Monday, November 6
Tyler grew up in Marmarth, North Dakota, and has been collecting fossils on his family's
land for most of his life. He received his Ph.D. at Yale University under Dr. Jacques
Gauthier. Tyler then went to the Smithsonian Institution to work with Dr. Kevin de
Quieroz. He is currently a curator of vertebrate paleontology at the Denver Museum of
Nature & Science.
The early origin and evolution of turtles
Speaker: Tyler Lyson
Curator of Vertebrate Paleontology
Denver Museum of Nature & Science
Tyler's research interests are broad and include morphological evolution, systematics, and extinction patterns of reptiles. His primary interests are patterns of homology, phylogenetic origin of turtles, and the response of turtles to the K/PG extinction event approximately 66 mya that wiped out non-avian dinosaurs. He uses morphology and the fossil record to interpret the homology of the approximately 50 bones that make up the turtle shell. In addition, he uses morphology, the fossil record, and microRNAs to address the phylogenetic origin of turtles. His current research is focused on creating an evolutionary developmental model for the origin of the turtle shell and a critical analysis of the cardiovascular system of turtles.

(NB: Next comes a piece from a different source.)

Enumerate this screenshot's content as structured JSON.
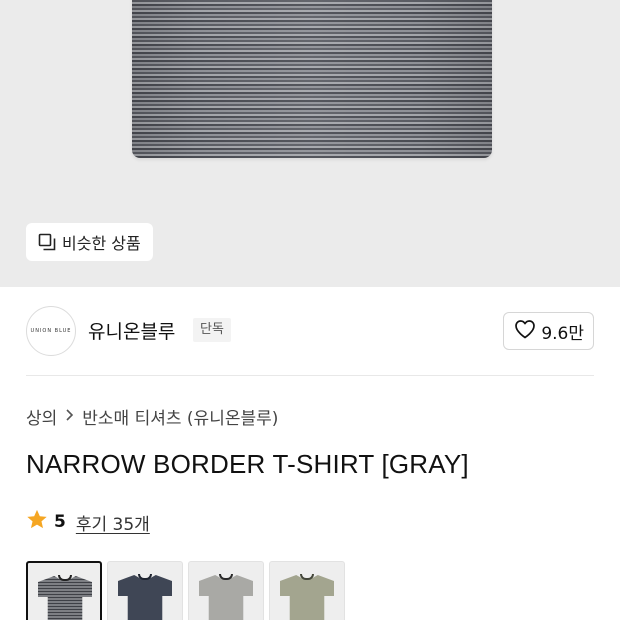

Tyler's extensive field programs have also allowed him to publish on the extinction of the dinosaurs, dinosaur paleoecology, and the taphonomy of several mass death assemblages of turtles.